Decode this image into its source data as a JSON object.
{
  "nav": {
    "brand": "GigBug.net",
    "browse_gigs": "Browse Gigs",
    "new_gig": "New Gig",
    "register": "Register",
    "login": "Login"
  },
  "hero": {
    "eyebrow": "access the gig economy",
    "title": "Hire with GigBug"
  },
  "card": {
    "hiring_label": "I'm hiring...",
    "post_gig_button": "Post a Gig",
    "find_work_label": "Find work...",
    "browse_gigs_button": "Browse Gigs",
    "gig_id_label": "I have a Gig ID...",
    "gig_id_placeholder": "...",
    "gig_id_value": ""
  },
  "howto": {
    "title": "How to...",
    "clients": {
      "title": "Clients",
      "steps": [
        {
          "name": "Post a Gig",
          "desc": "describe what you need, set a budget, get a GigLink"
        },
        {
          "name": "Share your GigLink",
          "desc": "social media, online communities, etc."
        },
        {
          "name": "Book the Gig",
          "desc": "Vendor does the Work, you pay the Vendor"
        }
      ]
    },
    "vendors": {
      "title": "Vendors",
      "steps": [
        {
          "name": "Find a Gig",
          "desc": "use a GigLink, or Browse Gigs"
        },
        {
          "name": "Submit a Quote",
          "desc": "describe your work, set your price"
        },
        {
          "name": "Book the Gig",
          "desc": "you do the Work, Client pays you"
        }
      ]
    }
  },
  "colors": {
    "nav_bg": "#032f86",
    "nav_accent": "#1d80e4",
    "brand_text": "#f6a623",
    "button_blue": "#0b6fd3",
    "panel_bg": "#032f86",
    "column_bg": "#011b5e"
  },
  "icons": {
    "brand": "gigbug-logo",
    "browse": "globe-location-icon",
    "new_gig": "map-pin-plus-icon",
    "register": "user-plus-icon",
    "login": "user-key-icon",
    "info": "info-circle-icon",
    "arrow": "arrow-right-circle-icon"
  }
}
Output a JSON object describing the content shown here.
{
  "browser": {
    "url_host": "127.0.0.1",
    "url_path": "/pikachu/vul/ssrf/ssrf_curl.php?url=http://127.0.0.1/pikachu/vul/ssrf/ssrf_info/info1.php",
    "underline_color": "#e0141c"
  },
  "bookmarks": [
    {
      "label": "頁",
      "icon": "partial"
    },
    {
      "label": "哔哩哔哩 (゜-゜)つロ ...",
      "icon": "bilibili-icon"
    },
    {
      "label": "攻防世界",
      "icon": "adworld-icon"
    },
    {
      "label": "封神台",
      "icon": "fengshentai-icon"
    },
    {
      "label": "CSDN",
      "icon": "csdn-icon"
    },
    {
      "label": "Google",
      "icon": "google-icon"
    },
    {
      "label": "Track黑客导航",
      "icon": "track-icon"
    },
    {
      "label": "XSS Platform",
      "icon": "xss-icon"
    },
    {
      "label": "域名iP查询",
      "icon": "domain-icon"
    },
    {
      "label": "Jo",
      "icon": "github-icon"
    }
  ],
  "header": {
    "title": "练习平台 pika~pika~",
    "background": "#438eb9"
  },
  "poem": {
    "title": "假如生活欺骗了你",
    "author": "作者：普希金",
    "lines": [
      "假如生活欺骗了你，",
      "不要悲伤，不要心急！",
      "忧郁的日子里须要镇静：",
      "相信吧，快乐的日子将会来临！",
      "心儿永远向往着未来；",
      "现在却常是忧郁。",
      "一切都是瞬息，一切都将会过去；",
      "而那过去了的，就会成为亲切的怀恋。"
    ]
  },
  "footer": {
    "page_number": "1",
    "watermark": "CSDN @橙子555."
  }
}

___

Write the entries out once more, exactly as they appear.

### SOLUTION BELOW
Decode this image into its source data as a JSON object.
{
  "nav": {
    "brand": "GigBug.net",
    "browse_gigs": "Browse Gigs",
    "new_gig": "New Gig",
    "register": "Register",
    "login": "Login"
  },
  "hero": {
    "eyebrow": "access the gig economy",
    "title": "Hire with GigBug"
  },
  "card": {
    "hiring_label": "I'm hiring...",
    "post_gig_button": "Post a Gig",
    "find_work_label": "Find work...",
    "browse_gigs_button": "Browse Gigs",
    "gig_id_label": "I have a Gig ID...",
    "gig_id_placeholder": "...",
    "gig_id_value": ""
  },
  "howto": {
    "title": "How to...",
    "clients": {
      "title": "Clients",
      "steps": [
        {
          "name": "Post a Gig",
          "desc": "describe what you need, set a budget, get a GigLink"
        },
        {
          "name": "Share your GigLink",
          "desc": "social media, online communities, etc."
        },
        {
          "name": "Book the Gig",
          "desc": "Vendor does the Work, you pay the Vendor"
        }
      ]
    },
    "vendors": {
      "title": "Vendors",
      "steps": [
        {
          "name": "Find a Gig",
          "desc": "use a GigLink, or Browse Gigs"
        },
        {
          "name": "Submit a Quote",
          "desc": "describe your work, set your price"
        },
        {
          "name": "Book the Gig",
          "desc": "you do the Work, Client pays you"
        }
      ]
    }
  },
  "colors": {
    "nav_bg": "#032f86",
    "nav_accent": "#1d80e4",
    "brand_text": "#f6a623",
    "button_blue": "#0b6fd3",
    "panel_bg": "#032f86",
    "column_bg": "#011b5e"
  },
  "icons": {
    "brand": "gigbug-logo",
    "browse": "globe-location-icon",
    "new_gig": "map-pin-plus-icon",
    "register": "user-plus-icon",
    "login": "user-key-icon",
    "info": "info-circle-icon",
    "arrow": "arrow-right-circle-icon"
  }
}
Output a JSON object describing the content shown here.
{
  "browser": {
    "url_host": "127.0.0.1",
    "url_path": "/pikachu/vul/ssrf/ssrf_curl.php?url=http://127.0.0.1/pikachu/vul/ssrf/ssrf_info/info1.php",
    "underline_color": "#e0141c"
  },
  "bookmarks": [
    {
      "label": "頁",
      "icon": "partial"
    },
    {
      "label": "哔哩哔哩 (゜-゜)つロ ...",
      "icon": "bilibili-icon"
    },
    {
      "label": "攻防世界",
      "icon": "adworld-icon"
    },
    {
      "label": "封神台",
      "icon": "fengshentai-icon"
    },
    {
      "label": "CSDN",
      "icon": "csdn-icon"
    },
    {
      "label": "Google",
      "icon": "google-icon"
    },
    {
      "label": "Track黑客导航",
      "icon": "track-icon"
    },
    {
      "label": "XSS Platform",
      "icon": "xss-icon"
    },
    {
      "label": "域名iP查询",
      "icon": "domain-icon"
    },
    {
      "label": "Jo",
      "icon": "github-icon"
    }
  ],
  "header": {
    "title": "练习平台 pika~pika~",
    "background": "#438eb9"
  },
  "poem": {
    "title": "假如生活欺骗了你",
    "author": "作者：普希金",
    "lines": [
      "假如生活欺骗了你，",
      "不要悲伤，不要心急！",
      "忧郁的日子里须要镇静：",
      "相信吧，快乐的日子将会来临！",
      "心儿永远向往着未来；",
      "现在却常是忧郁。",
      "一切都是瞬息，一切都将会过去；",
      "而那过去了的，就会成为亲切的怀恋。"
    ]
  },
  "footer": {
    "page_number": "1",
    "watermark": "CSDN @橙子555."
  }
}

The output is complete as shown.